Reverse Lookup Relational InfoView. This is only slightly trickier. The fundamental idea is to base the InfoView mainly on the States table, and for each State record display all Contacts records that point to it.
The above idea gives us a strong clue as to what we can expect to find in such an InfoView. It's mainly based on the States table, so it shouldn't be too different from any non-relational form based on that table. This suggests that our form will probably have a bunch of fields from the States table scattered all over it. And how would such an "ordinary" form display a list of anything, and in particular of Contacts records? Well, a list seems to suggest a grid.

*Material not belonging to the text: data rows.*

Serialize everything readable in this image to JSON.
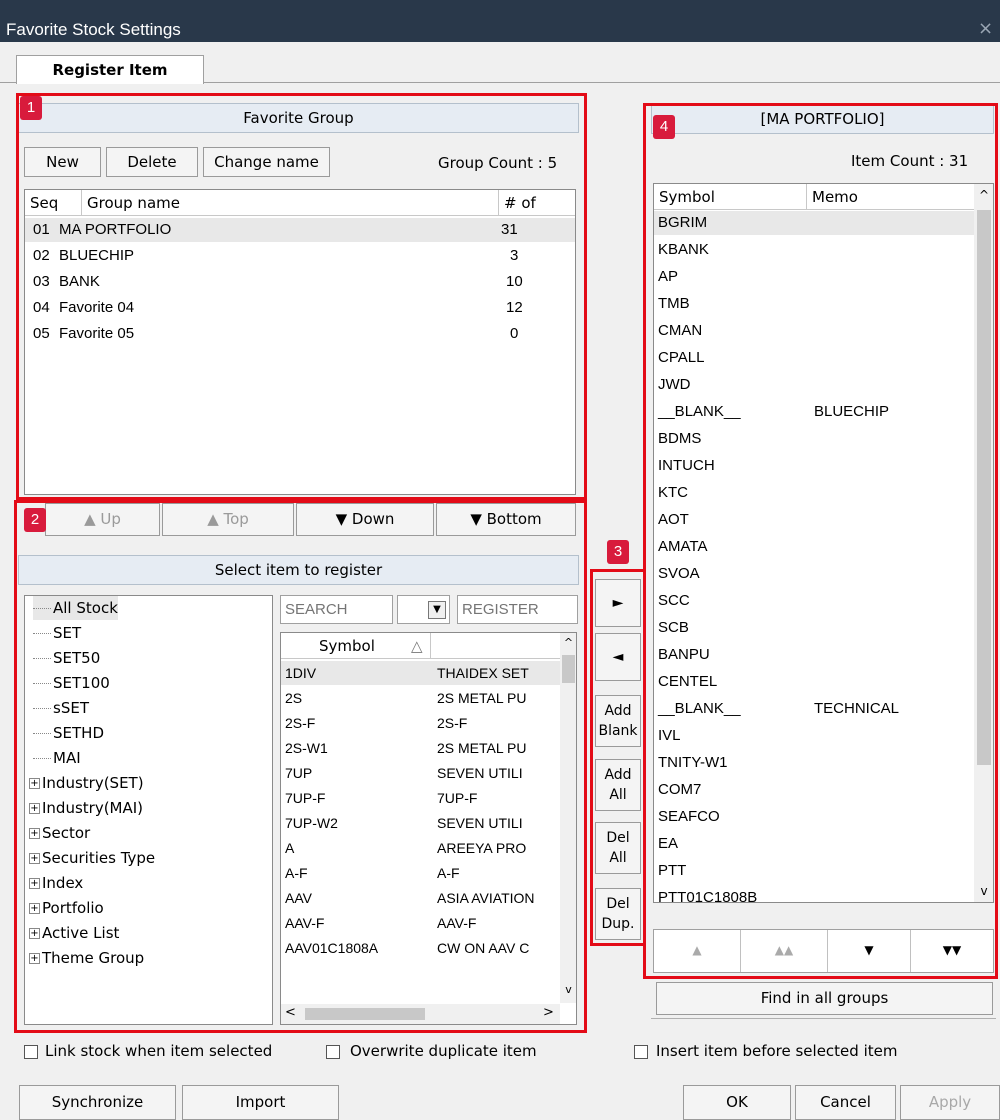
{
  "window": {
    "title": "Favorite Stock Settings",
    "close": "×"
  },
  "tabs": [
    {
      "label": "Register Item"
    }
  ],
  "favorite_group": {
    "badge": "1",
    "header": "Favorite Group",
    "buttons": {
      "new": "New",
      "delete": "Delete",
      "change_name": "Change name"
    },
    "group_count": "Group Count : 5",
    "columns": [
      "Seq",
      "Group name",
      "# of items"
    ],
    "rows": [
      {
        "seq": "01",
        "name": "MA PORTFOLIO",
        "items": "31"
      },
      {
        "seq": "02",
        "name": "BLUECHIP",
        "items": "3"
      },
      {
        "seq": "03",
        "name": "BANK",
        "items": "10"
      },
      {
        "seq": "04",
        "name": "Favorite 04",
        "items": "12"
      },
      {
        "seq": "05",
        "name": "Favorite 05",
        "items": "0"
      }
    ]
  },
  "move_bar": {
    "badge": "2",
    "up": "▲ Up",
    "top": "▲ Top",
    "down": "▼ Down",
    "bottom": "▼ Bottom"
  },
  "select_panel": {
    "header": "Select item to register",
    "tree": [
      {
        "label": "All Stock",
        "expandable": false
      },
      {
        "label": "SET",
        "expandable": false
      },
      {
        "label": "SET50",
        "expandable": false
      },
      {
        "label": "SET100",
        "expandable": false
      },
      {
        "label": "sSET",
        "expandable": false
      },
      {
        "label": "SETHD",
        "expandable": false
      },
      {
        "label": "MAI",
        "expandable": false
      },
      {
        "label": "Industry(SET)",
        "expandable": true
      },
      {
        "label": "Industry(MAI)",
        "expandable": true
      },
      {
        "label": "Sector",
        "expandable": true
      },
      {
        "label": "Securities Type",
        "expandable": true
      },
      {
        "label": "Index",
        "expandable": true
      },
      {
        "label": "Portfolio",
        "expandable": true
      },
      {
        "label": "Active List",
        "expandable": true
      },
      {
        "label": "Theme Group",
        "expandable": true
      }
    ],
    "search_placeholder": "SEARCH",
    "register_placeholder": "REGISTER",
    "symbol_header": "Symbol",
    "sort_icon": "△",
    "stocks": [
      {
        "symbol": "1DIV",
        "name": "THAIDEX SET"
      },
      {
        "symbol": "2S",
        "name": "2S METAL PU"
      },
      {
        "symbol": "2S-F",
        "name": "2S-F"
      },
      {
        "symbol": "2S-W1",
        "name": "2S METAL PU"
      },
      {
        "symbol": "7UP",
        "name": "SEVEN UTILI"
      },
      {
        "symbol": "7UP-F",
        "name": "7UP-F"
      },
      {
        "symbol": "7UP-W2",
        "name": "SEVEN UTILI"
      },
      {
        "symbol": "A",
        "name": "AREEYA PRO"
      },
      {
        "symbol": "A-F",
        "name": "A-F"
      },
      {
        "symbol": "AAV",
        "name": "ASIA AVIATION"
      },
      {
        "symbol": "AAV-F",
        "name": "AAV-F"
      },
      {
        "symbol": "AAV01C1808A",
        "name": "CW ON AAV C"
      }
    ]
  },
  "transfer": {
    "badge": "3",
    "add": "►",
    "remove": "◄",
    "add_blank": [
      "Add",
      "Blank"
    ],
    "add_all": [
      "Add",
      "All"
    ],
    "del_all": [
      "Del",
      "All"
    ],
    "del_dup": [
      "Del",
      "Dup."
    ]
  },
  "portfolio": {
    "badge": "4",
    "header": "[MA PORTFOLIO]",
    "item_count": "Item Count : 31",
    "columns": [
      "Symbol",
      "Memo"
    ],
    "rows": [
      {
        "symbol": "BGRIM",
        "memo": ""
      },
      {
        "symbol": "KBANK",
        "memo": ""
      },
      {
        "symbol": "AP",
        "memo": ""
      },
      {
        "symbol": "TMB",
        "memo": ""
      },
      {
        "symbol": "CMAN",
        "memo": ""
      },
      {
        "symbol": "CPALL",
        "memo": ""
      },
      {
        "symbol": "JWD",
        "memo": ""
      },
      {
        "symbol": "__BLANK__",
        "memo": "BLUECHIP"
      },
      {
        "symbol": "BDMS",
        "memo": ""
      },
      {
        "symbol": "INTUCH",
        "memo": ""
      },
      {
        "symbol": "KTC",
        "memo": ""
      },
      {
        "symbol": "AOT",
        "memo": ""
      },
      {
        "symbol": "AMATA",
        "memo": ""
      },
      {
        "symbol": "SVOA",
        "memo": ""
      },
      {
        "symbol": "SCC",
        "memo": ""
      },
      {
        "symbol": "SCB",
        "memo": ""
      },
      {
        "symbol": "BANPU",
        "memo": ""
      },
      {
        "symbol": "CENTEL",
        "memo": ""
      },
      {
        "symbol": "__BLANK__",
        "memo": "TECHNICAL"
      },
      {
        "symbol": "IVL",
        "memo": ""
      },
      {
        "symbol": "TNITY-W1",
        "memo": ""
      },
      {
        "symbol": "COM7",
        "memo": ""
      },
      {
        "symbol": "SEAFCO",
        "memo": ""
      },
      {
        "symbol": "EA",
        "memo": ""
      },
      {
        "symbol": "PTT",
        "memo": ""
      },
      {
        "symbol": "PTT01C1808B",
        "memo": ""
      }
    ],
    "move": {
      "up": "▲",
      "top": "▲▲",
      "down": "▼",
      "bottom": "▼▼"
    },
    "find": "Find in all groups"
  },
  "options": {
    "link": "Link stock when item selected",
    "overwrite": "Overwrite duplicate item",
    "insert": "Insert item before selected item"
  },
  "footer": {
    "synchronize": "Synchronize",
    "import": "Import",
    "ok": "OK",
    "cancel": "Cancel",
    "apply": "Apply"
  },
  "colors": {
    "highlight": "#e30b17",
    "badge": "#d81b3c",
    "titlebar": "#29384a"
  }
}
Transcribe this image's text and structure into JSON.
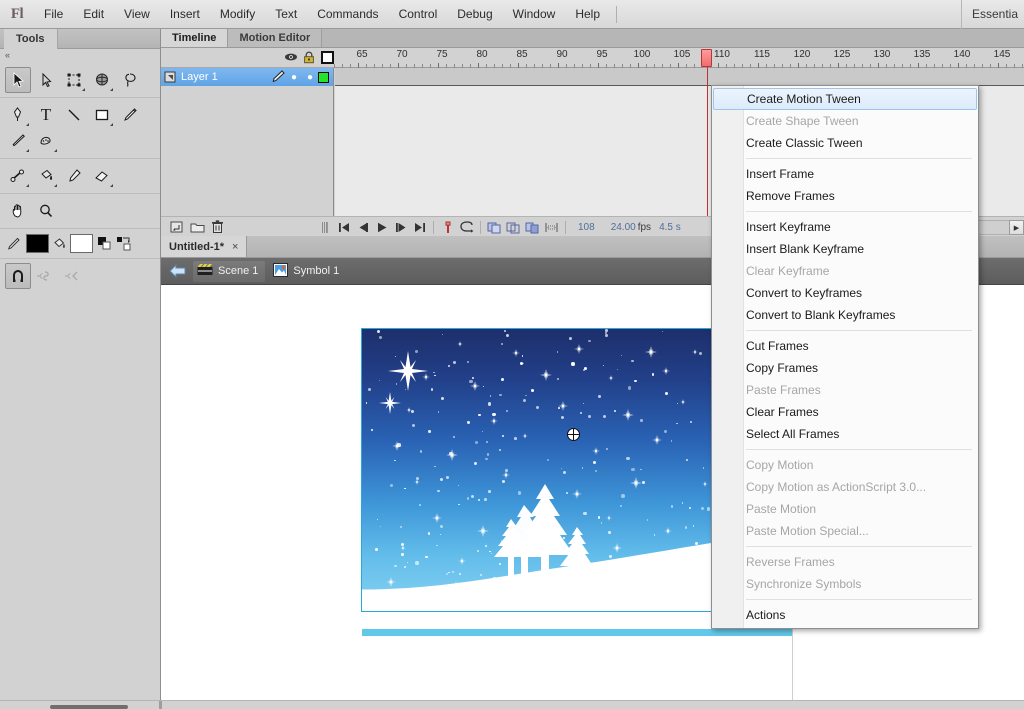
{
  "app": {
    "logo": "Fl",
    "workspace": "Essentia"
  },
  "menubar": {
    "items": [
      {
        "label": "File"
      },
      {
        "label": "Edit"
      },
      {
        "label": "View"
      },
      {
        "label": "Insert"
      },
      {
        "label": "Modify"
      },
      {
        "label": "Text"
      },
      {
        "label": "Commands"
      },
      {
        "label": "Control"
      },
      {
        "label": "Debug"
      },
      {
        "label": "Window"
      },
      {
        "label": "Help"
      }
    ]
  },
  "tools": {
    "panel_title": "Tools",
    "collapse_glyph": "«",
    "groups": [
      {
        "items": [
          {
            "name": "selection-tool",
            "selected": true,
            "arrow": false
          },
          {
            "name": "subselection-tool",
            "selected": false,
            "arrow": false
          },
          {
            "name": "free-transform-tool",
            "selected": false,
            "arrow": true
          },
          {
            "name": "3d-rotation-tool",
            "selected": false,
            "arrow": true
          },
          {
            "name": "lasso-tool",
            "selected": false,
            "arrow": false
          }
        ]
      },
      {
        "items": [
          {
            "name": "pen-tool",
            "selected": false,
            "arrow": true
          },
          {
            "name": "text-tool",
            "selected": false,
            "arrow": false
          },
          {
            "name": "line-tool",
            "selected": false,
            "arrow": false
          },
          {
            "name": "rectangle-tool",
            "selected": false,
            "arrow": true
          },
          {
            "name": "pencil-tool",
            "selected": false,
            "arrow": false
          },
          {
            "name": "brush-tool",
            "selected": false,
            "arrow": true
          },
          {
            "name": "deco-tool",
            "selected": false,
            "arrow": true
          }
        ]
      },
      {
        "items": [
          {
            "name": "bone-tool",
            "selected": false,
            "arrow": true
          },
          {
            "name": "paint-bucket-tool",
            "selected": false,
            "arrow": true
          },
          {
            "name": "eyedropper-tool",
            "selected": false,
            "arrow": false
          },
          {
            "name": "eraser-tool",
            "selected": false,
            "arrow": false
          }
        ]
      },
      {
        "items": [
          {
            "name": "hand-tool",
            "selected": false,
            "arrow": false
          },
          {
            "name": "zoom-tool",
            "selected": false,
            "arrow": false
          }
        ]
      }
    ],
    "colors": {
      "stroke_label": "stroke-color",
      "stroke_hex": "#000000",
      "fill_label": "fill-color",
      "fill_hex": "#ffffff"
    },
    "options": [
      {
        "name": "snap-to-objects",
        "selected": true
      },
      {
        "name": "smooth-option",
        "selected": false
      },
      {
        "name": "straighten-option",
        "selected": false
      }
    ]
  },
  "timeline": {
    "tabs": [
      {
        "label": "Timeline",
        "active": true
      },
      {
        "label": "Motion Editor",
        "active": false
      }
    ],
    "column_icons": [
      "eye-icon",
      "lock-icon",
      "outline-square-icon"
    ],
    "ruler": {
      "labels": [
        65,
        70,
        75,
        80,
        85,
        90,
        95,
        100,
        105,
        110,
        115,
        120,
        125,
        130,
        135,
        140,
        145
      ],
      "first_frame": 62,
      "frame_width": 8.0,
      "playhead_frame": 108
    },
    "layers": [
      {
        "name": "Layer 1",
        "selected": true,
        "editable_icon": "pencil-icon",
        "visible": true,
        "locked": false,
        "outline_color": "#27e327"
      }
    ],
    "status": {
      "current_frame": "108",
      "fps": "24.00",
      "fps_unit": "fps",
      "elapsed": "4.5 s",
      "buttons": [
        {
          "name": "new-layer-button",
          "glyph": "new-layer"
        },
        {
          "name": "new-folder-button",
          "glyph": "folder"
        },
        {
          "name": "delete-layer-button",
          "glyph": "trash"
        }
      ],
      "playback": [
        {
          "name": "go-to-first-frame-button"
        },
        {
          "name": "step-back-one-frame-button"
        },
        {
          "name": "play-button"
        },
        {
          "name": "step-forward-one-frame-button"
        },
        {
          "name": "go-to-last-frame-button"
        }
      ],
      "toggles": [
        {
          "name": "center-frame-button"
        },
        {
          "name": "loop-playback-button"
        },
        {
          "name": "onion-skin-button"
        },
        {
          "name": "onion-skin-outlines-button"
        },
        {
          "name": "edit-multiple-frames-button"
        },
        {
          "name": "modify-onion-markers-button"
        }
      ]
    }
  },
  "document": {
    "tab_label": "Untitled-1*",
    "tab_close": "×"
  },
  "edit_bar": {
    "back_button": "back-arrow",
    "crumbs": [
      {
        "label": "Scene 1",
        "icon": "scene-icon"
      },
      {
        "label": "Symbol 1",
        "icon": "symbol-icon"
      }
    ]
  },
  "stage": {
    "artwork_name": "winter-night-scene",
    "colors": {
      "sky_top": "#1d2f6b",
      "sky_bottom": "#86d3f2",
      "snow": "#ffffff",
      "selection_outline": "#2aa7e0",
      "accent_bar": "#62c8ea"
    },
    "registration_marker": "registration-crosshair"
  },
  "context_menu": {
    "items": [
      {
        "label": "Create Motion Tween",
        "disabled": false,
        "highlighted": true
      },
      {
        "label": "Create Shape Tween",
        "disabled": true,
        "highlighted": false
      },
      {
        "label": "Create Classic Tween",
        "disabled": false,
        "highlighted": false
      },
      {
        "separator": true
      },
      {
        "label": "Insert Frame",
        "disabled": false,
        "highlighted": false
      },
      {
        "label": "Remove Frames",
        "disabled": false,
        "highlighted": false
      },
      {
        "separator": true
      },
      {
        "label": "Insert Keyframe",
        "disabled": false,
        "highlighted": false
      },
      {
        "label": "Insert Blank Keyframe",
        "disabled": false,
        "highlighted": false
      },
      {
        "label": "Clear Keyframe",
        "disabled": true,
        "highlighted": false
      },
      {
        "label": "Convert to Keyframes",
        "disabled": false,
        "highlighted": false
      },
      {
        "label": "Convert to Blank Keyframes",
        "disabled": false,
        "highlighted": false
      },
      {
        "separator": true
      },
      {
        "label": "Cut Frames",
        "disabled": false,
        "highlighted": false
      },
      {
        "label": "Copy Frames",
        "disabled": false,
        "highlighted": false
      },
      {
        "label": "Paste Frames",
        "disabled": true,
        "highlighted": false
      },
      {
        "label": "Clear Frames",
        "disabled": false,
        "highlighted": false
      },
      {
        "label": "Select All Frames",
        "disabled": false,
        "highlighted": false
      },
      {
        "separator": true
      },
      {
        "label": "Copy Motion",
        "disabled": true,
        "highlighted": false
      },
      {
        "label": "Copy Motion as ActionScript 3.0...",
        "disabled": true,
        "highlighted": false
      },
      {
        "label": "Paste Motion",
        "disabled": true,
        "highlighted": false
      },
      {
        "label": "Paste Motion Special...",
        "disabled": true,
        "highlighted": false
      },
      {
        "separator": true
      },
      {
        "label": "Reverse Frames",
        "disabled": true,
        "highlighted": false
      },
      {
        "label": "Synchronize Symbols",
        "disabled": true,
        "highlighted": false
      },
      {
        "separator": true
      },
      {
        "label": "Actions",
        "disabled": false,
        "highlighted": false
      }
    ]
  }
}
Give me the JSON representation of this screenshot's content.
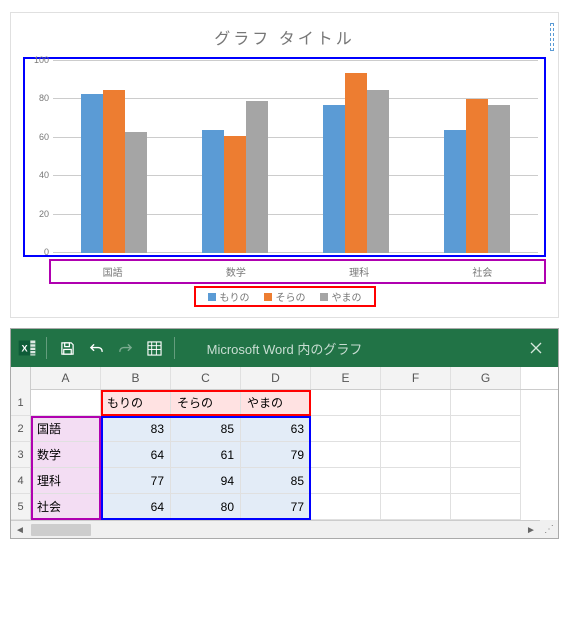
{
  "chart_data": {
    "type": "bar",
    "title": "グラフ タイトル",
    "categories": [
      "国語",
      "数学",
      "理科",
      "社会"
    ],
    "series": [
      {
        "name": "もりの",
        "values": [
          83,
          64,
          77,
          64
        ],
        "color": "#5b9bd5"
      },
      {
        "name": "そらの",
        "values": [
          85,
          61,
          94,
          80
        ],
        "color": "#ed7d31"
      },
      {
        "name": "やまの",
        "values": [
          63,
          79,
          85,
          77
        ],
        "color": "#a5a5a5"
      }
    ],
    "xlabel": "",
    "ylabel": "",
    "ylim": [
      0,
      100
    ],
    "yticks": [
      0,
      20,
      40,
      60,
      80,
      100
    ],
    "legend_position": "bottom",
    "grid": true
  },
  "excel": {
    "window_title": "Microsoft Word 内のグラフ",
    "columns": [
      "A",
      "B",
      "C",
      "D",
      "E",
      "F",
      "G"
    ],
    "row_numbers": [
      1,
      2,
      3,
      4,
      5
    ],
    "headers": [
      "もりの",
      "そらの",
      "やまの"
    ],
    "categories": [
      "国語",
      "数学",
      "理科",
      "社会"
    ],
    "values": [
      [
        83,
        85,
        63
      ],
      [
        64,
        61,
        79
      ],
      [
        77,
        94,
        85
      ],
      [
        64,
        80,
        77
      ]
    ]
  }
}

Turns out this is exactly what such an InfoView looks like.
If we were to spell-out a "definition" of the Reverse Lookup InfoView, it would go something like this: it is an InfoView that contains one or more items implementing fields from the pointed-to table, and a grid implementing the pointing table.
In the above example, the "pointed-to" table is States, and the pointing one is Contacts (Contacts points to States, remember?). Note that the above "definition" does not specify what items are implementing the pointed-to table's fields. This is because it absolutely doesn't matter. It can be an array of Text Boxes or a grid (this one based on the pointed-to table and not to be confused with the other one that lists records from the pointing table), or even a combination of both. What is mandatory is that the pointing table be represented by a grid. It is also worth noting that nothing in the above "definition" suggests the order in which fields should be added to the InfoView and the grid. This is not a careless omission: the order does not matter. Designer allows you to start the InfoView as a completely "innocent" non-relational form, based on the pointed-to table, and then suddenly turn it into a relational one simply by adding a grid based on the pointing table. Conversely, an InfoView can start its life with just a single grid based on the pointing table (only a grid, no other field-based items!), and then become relational the moment you add a field from the pointed-to table. Either way, we end up with the very same result.